… We command the storm to be downgraded, in Jesus’ name, because we have authority over it. We are over the weather, not under the weather. And we tell Ida, you will not become anything! You may bring refreshing rain, but no severe flooding, no storm damage, no tornadoes, no death or dying… You will not keep going and bring death and destruction. You can only go to the dry parts — areas — and bring rain that will nourish the Earth. So in Jesus’ name, we have dealt with Ida.
By early Sunday morning, Hurricane Ida had become a Category 4 storm and threatened to do some major damage to New Orleans and surrounding areas.
What did Kat Kerr do? She was right back to her old games, commanding the storm to dissipate… which it clearly wasn’t doing.
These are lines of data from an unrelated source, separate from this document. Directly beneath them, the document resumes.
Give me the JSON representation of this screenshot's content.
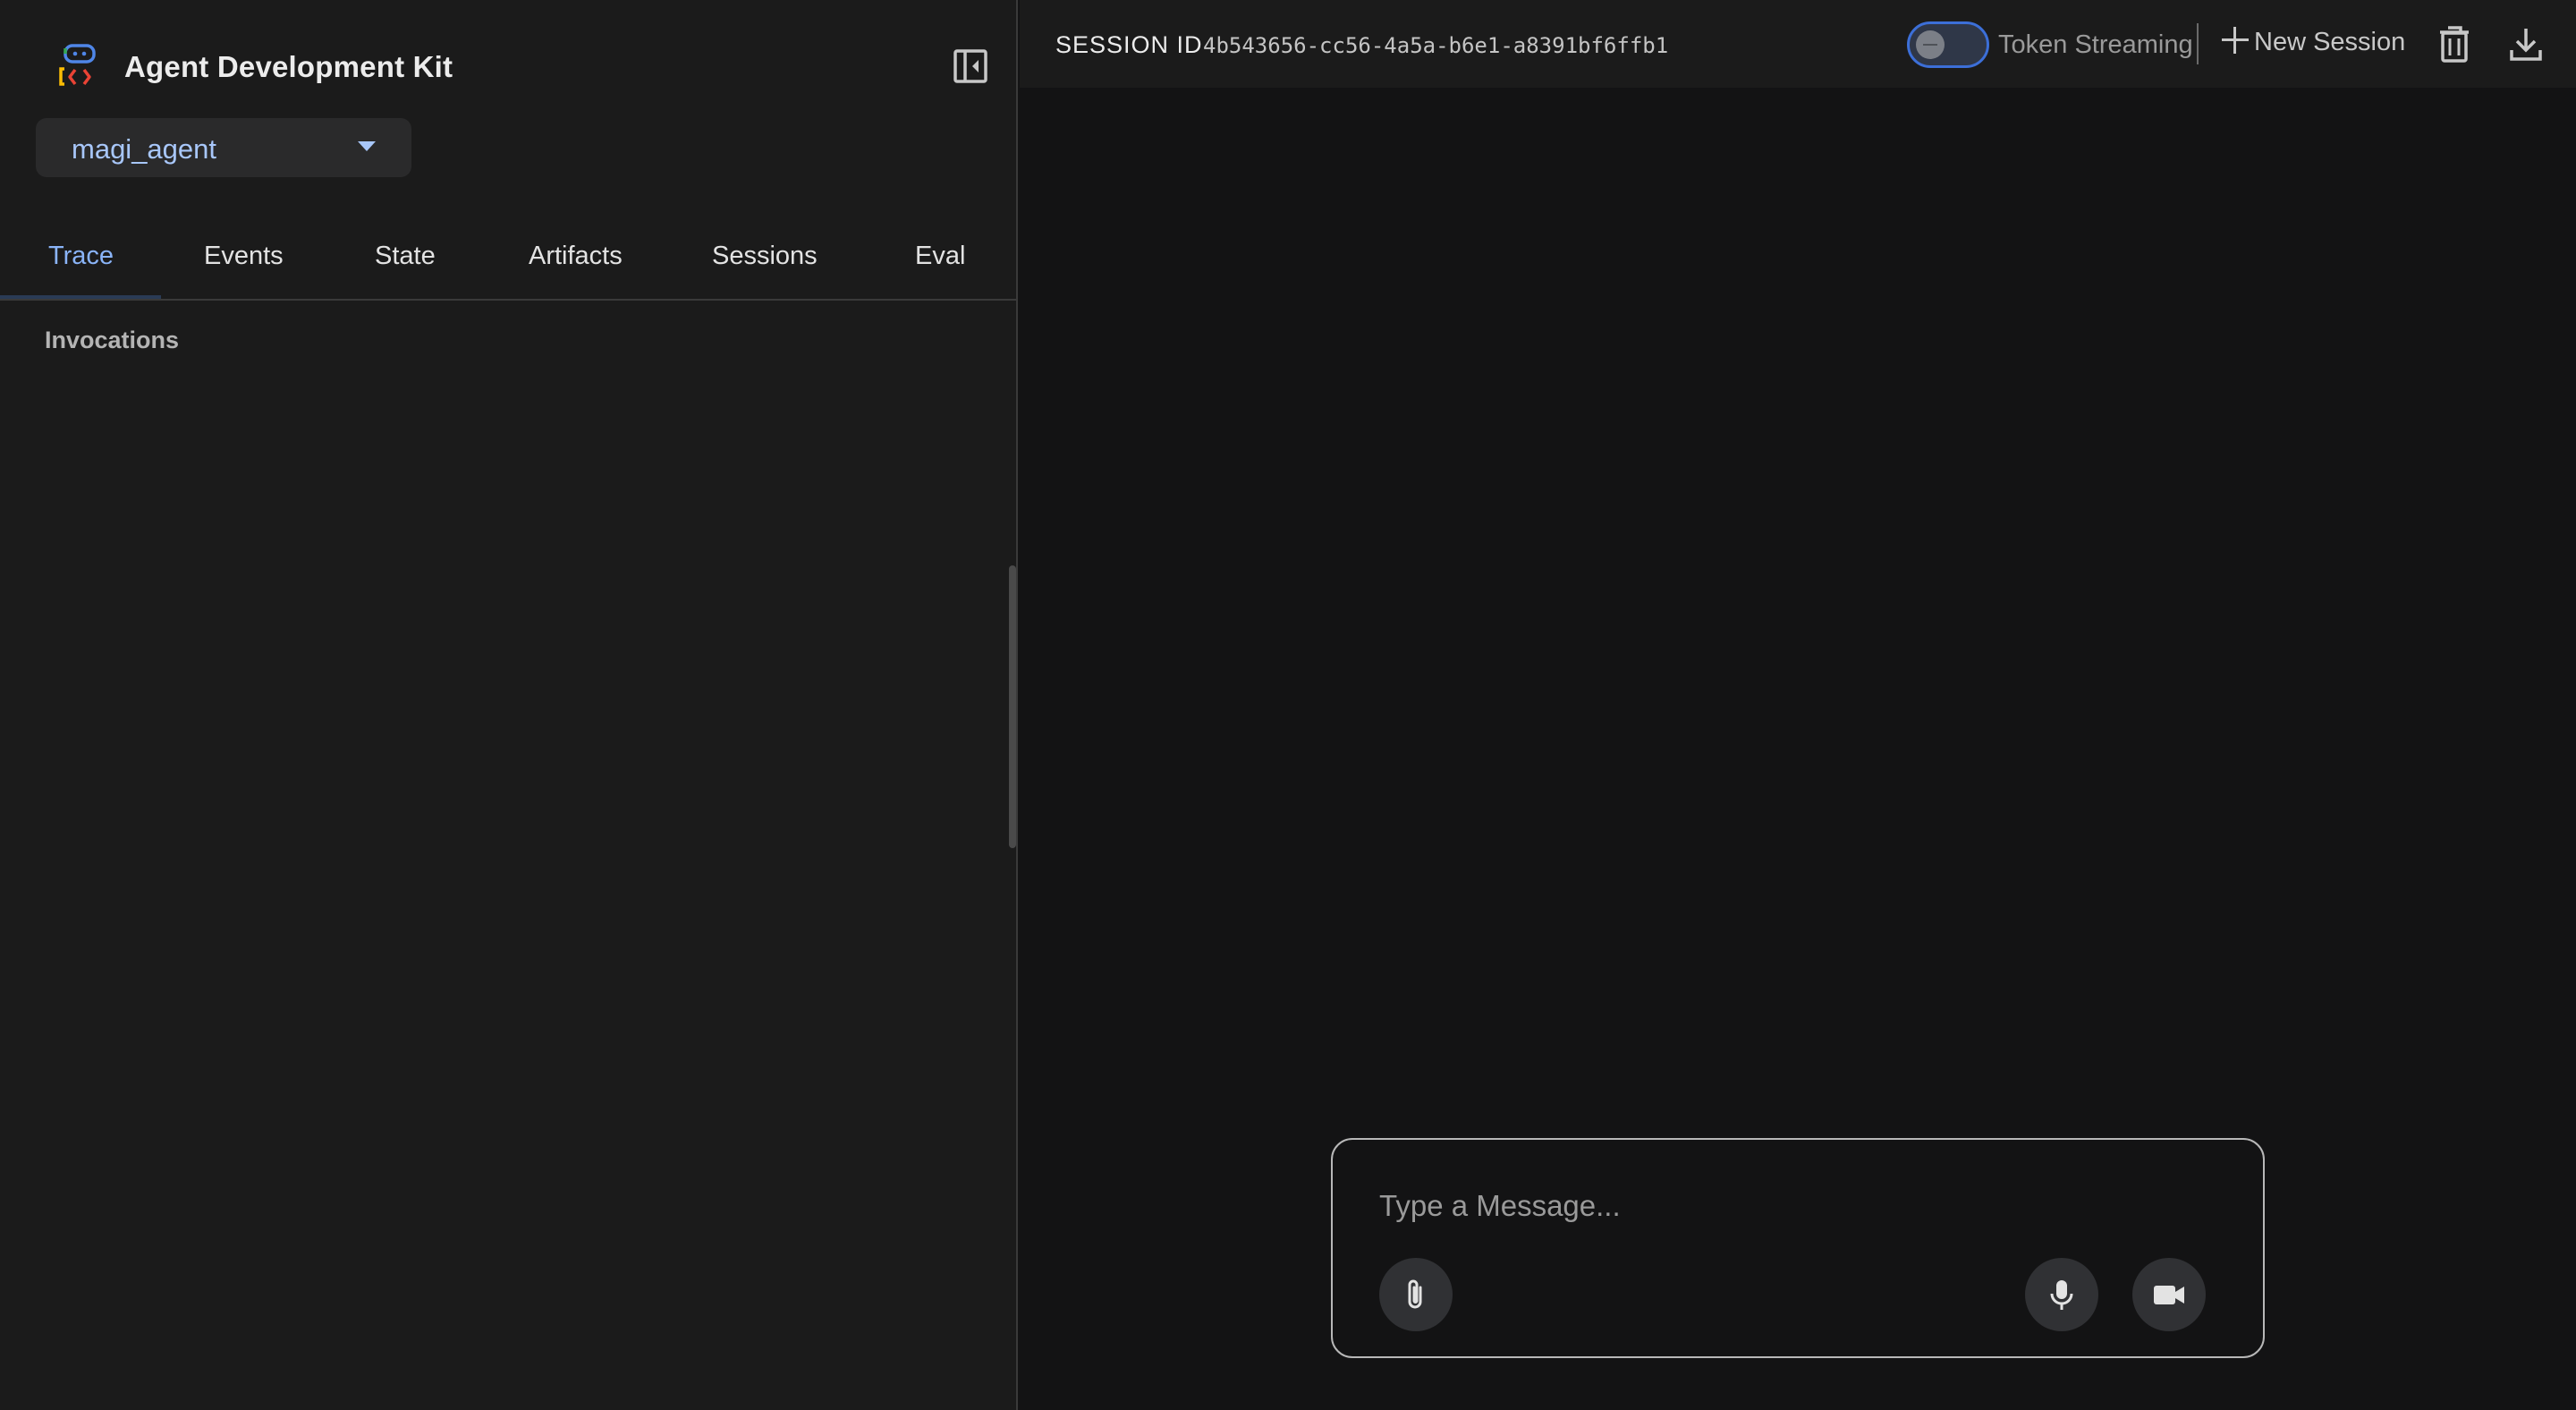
{
  "app": {
    "title": "Agent Development Kit",
    "logo_icon": "adk-logo-icon",
    "collapse_icon": "collapse-panel-icon"
  },
  "agent_selector": {
    "selected": "magi_agent",
    "icon": "dropdown-arrow-icon"
  },
  "tabs": [
    {
      "label": "Trace",
      "active": true
    },
    {
      "label": "Events",
      "active": false
    },
    {
      "label": "State",
      "active": false
    },
    {
      "label": "Artifacts",
      "active": false
    },
    {
      "label": "Sessions",
      "active": false
    },
    {
      "label": "Eval",
      "active": false
    }
  ],
  "trace": {
    "section_title": "Invocations"
  },
  "header": {
    "session_label": "SESSION ID",
    "session_id": "4b543656-cc56-4a5a-b6e1-a8391bf6ffb1",
    "token_streaming_label": "Token Streaming",
    "token_streaming_enabled": false,
    "new_session_label": "New Session",
    "icons": [
      "plus-icon",
      "delete-icon",
      "download-icon"
    ]
  },
  "composer": {
    "placeholder": "Type a Message...",
    "value": "",
    "icons": [
      "attach-icon",
      "microphone-icon",
      "video-camera-icon"
    ]
  },
  "colors": {
    "accent": "#8ab4f8",
    "sidebar_bg": "#1b1b1b",
    "main_bg": "#131314",
    "toggle_border": "#3c6fd8"
  }
}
Kerr added, falsely, that Ida was “already starting to fall apart.”
After issuing the same kind of threat against the storm, she added with complete confidence:
… I believe that we will begin to create a wall of faith in the Gulf, so the storms cannot come ashore.
The prayer wall broke faster than the levees during Hurricane Katrina. By Sunday night, Hurricane Ida had left more than half a million people without power, flooding everywhere, at least one death (as of this writing), and a level of damage that’s too early to measure.
So what went wrong? Maybe Kerr should’ve used her scepter. Or maybe she should’ve just admitted she’s a liar.
What if some of her viewers live in affected areas but chose not to leave their homes because they falsely believed that God would take care of them? These aren’t merely idle Christian wishes. These are Christians with followers saying misguided and potentially harmful things because they believe they have magical powers. It’s not funny; it’s disturbing.
(Thanks to Kyle for the link)